Stanley Wells is one of the best-known and most versatile of Shakespeare scholars. This book, written with characteristic verve and accessibility, considers how far sexual meaning in Shakespeare's writing is a matter of interpretation by actors, directors and critics.
Tracing interpretations of Shakespearean bawdy and innuendo from eighteenth-century editors to recent scholars and critics, Wells pays special attention to recent sexually orientated studies of A Midsummer Night's Dream, once regarded as the most innocent of its author's plays. He considers the Sonnets, some of which are addressed to a man, and asks whether they imply same-sex desire in the author, or are quasi-dramatic projections of the writer's imagination.

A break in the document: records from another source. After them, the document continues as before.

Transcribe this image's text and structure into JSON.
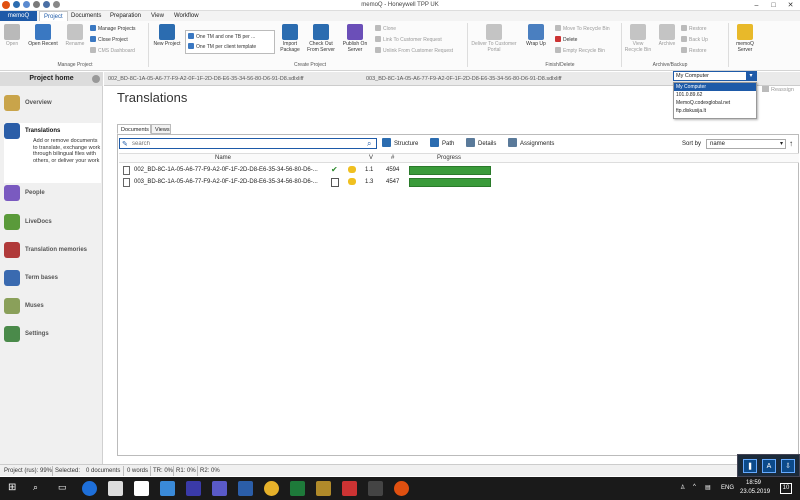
{
  "window": {
    "title": "memoQ - Honeywell TPP UK"
  },
  "ribbon_tabs": [
    "memoQ",
    "Project",
    "Documents",
    "Preparation",
    "View",
    "Workflow"
  ],
  "ribbon": {
    "open": "Open",
    "open_recent": "Open Recent",
    "rename": "Rename",
    "manage_projects": "Manage Projects",
    "close_project": "Close Project",
    "cms_dashboard": "CMS Dashboard",
    "group_manage": "Manage Project",
    "new_project": "New Project",
    "template_1": "One TM and one TB per ...",
    "template_2": "One TM per client template",
    "import_package": "Import Package",
    "check_out": "Check Out From Server",
    "publish": "Publish On Server",
    "clone": "Clone",
    "link_customer": "Link To Customer Request",
    "unlink_customer": "Unlink From Customer Request",
    "group_create": "Create Project",
    "deliver": "Deliver To Customer Portal",
    "wrap_up": "Wrap Up",
    "move_recycle": "Move To Recycle Bin",
    "delete": "Delete",
    "empty_recycle": "Empty Recycle Bin",
    "group_finish": "Finish/Delete",
    "view_recycle": "View Recycle Bin",
    "archive": "Archive",
    "restore1": "Restore",
    "backup": "Back Up",
    "restore2": "Restore",
    "group_archive": "Archive/Backup",
    "memoq_server": "memoQ Server"
  },
  "sidebar": {
    "header": "Project home",
    "items": [
      {
        "label": "Overview"
      },
      {
        "label": "Translations",
        "description": "Add or remove documents to translate, exchange work through bilingual files with others, or deliver your work"
      },
      {
        "label": "People"
      },
      {
        "label": "LiveDocs"
      },
      {
        "label": "Translation memories"
      },
      {
        "label": "Term bases"
      },
      {
        "label": "Muses"
      },
      {
        "label": "Settings"
      }
    ]
  },
  "doc_tabs": [
    "002_BD-8C-1A-05-A6-77-F9-A2-0F-1F-2D-D8-E6-35-34-56-80-D6-91-D8.sdlxliff",
    "003_BD-8C-1A-05-A6-77-F9-A2-0F-1F-2D-D8-E6-35-34-56-80-D6-91-D8.sdlxliff"
  ],
  "page_title": "Translations",
  "server": {
    "selected": "My Computer",
    "options": [
      "My Computer",
      "101.0.89.62",
      "MemoQ.codexglobal.net",
      "ftp.diskusija.lt"
    ],
    "reassign": "Reassign"
  },
  "subtabs": [
    "Documents",
    "Views"
  ],
  "toolbar": {
    "search_placeholder": "search",
    "structure": "Structure",
    "path": "Path",
    "details": "Details",
    "assignments": "Assignments",
    "sort_by": "Sort by",
    "sort_value": "name"
  },
  "table": {
    "headers": {
      "name": "Name",
      "v": "V",
      "num": "#",
      "progress": "Progress"
    },
    "rows": [
      {
        "name": "002_BD-8C-1A-05-A6-77-F9-A2-0F-1F-2D-D8-E6-35-34-56-80-D6-...",
        "v": "1.1",
        "num": "4594",
        "progress": 1.0
      },
      {
        "name": "003_BD-8C-1A-05-A6-77-F9-A2-0F-1F-2D-D8-E6-35-34-56-80-D6-...",
        "v": "1.3",
        "num": "4547",
        "progress": 1.0
      }
    ]
  },
  "status": {
    "project": "Project (rus): 99%",
    "selected": "Selected:",
    "docs": "0 documents",
    "words": "0 words",
    "tr": "TR: 0%",
    "r1": "R1: 0%",
    "r2": "R2: 0%"
  },
  "taskbar": {
    "lang": "ENG",
    "time": "18:59",
    "date": "23.05.2019",
    "notif": "10"
  },
  "colors": {
    "accent": "#1e5aa8",
    "progress": "#3a9b3a"
  }
}
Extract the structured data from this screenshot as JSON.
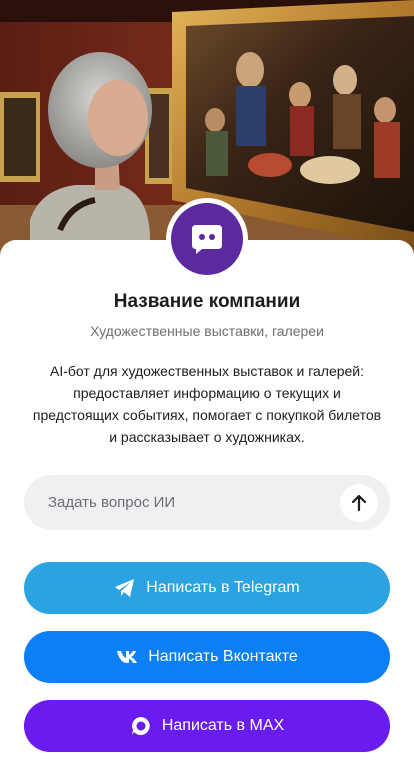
{
  "company": {
    "name": "Название компании",
    "category": "Художественные выставки, галереи",
    "description": "AI-бот для художественных выставок и галерей: предоставляет информацию о текущих и предстоящих событиях, помогает с покупкой билетов и рассказывает о художниках."
  },
  "ask": {
    "placeholder": "Задать вопрос ИИ",
    "send_icon": "arrow-up-icon"
  },
  "actions": [
    {
      "label": "Написать в Telegram",
      "icon": "telegram-icon",
      "color": "#2aa3e0"
    },
    {
      "label": "Написать Вконтакте",
      "icon": "vk-icon",
      "color": "#0b7ff5"
    },
    {
      "label": "Написать в MAX",
      "icon": "max-icon",
      "color": "#6a1bf0"
    }
  ],
  "colors": {
    "logo_bg": "#5b2a9e",
    "input_bg": "#f0f0f2"
  }
}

Finally, he looks at how male-to-male relationships in the plays have been interpreted as sexual in both criticism and performance. Stanley Wells's lively, provocative, and open-minded book will appeal to a broad readership of students, theatregoers and Shakespeare lovers.
'Looking for Sex in Shakespeare finds one of the most distinguished Shakespearean scholars in top form, witty, erudite and wonderfully sane. Illuminating the deep erotic riddles of the Sonnets, the rich performed life of the plays and the lascivious byways of post-modern criticism with equal insight, this collection is at once sufficiently amusing, serious and sexy to stand alongside the Shakespearean poetry that is its subject.' Michael Dobson '... this book offers clear, good-humoured answers ...' Sunday Times 'The leading scholar Stanley Wells has collected recent lectures on Bardic bawdy at the Globe into this handy packet of three essays.' The Independent '... stimulating and full of good sense; it contrives to be both fair-minded, and a bracing corrective to some current follies.' Sunday Telegraph 'Mr Wells has fun with certain 'lewd interpreters', and everywhere shows a sanity and openness of judgment that critics and actors should note.' The Economist '... thoughtful and amusing ... This is only a little book but it touches on some big theses: the relations between text and script and the different focuses of reader and performer (not always the same thing), as well as the frequent silliness of scholars and actors who are as fallible as the rest of us.' Around the Globe 'Wells really has no equal writing today in terms of Shakespearean criticism and this superb book blows fresh air up the skirts of many a donnish fancy proving finally to be a corrective to many silliness which occlude the meaning of the plays rather than enhancing them.' Birmingham Post 'It is a short, readable volume, which explores its subject with clarity and whose leisurely style reflects its origins in a series of public lectures.' Modern Literary Review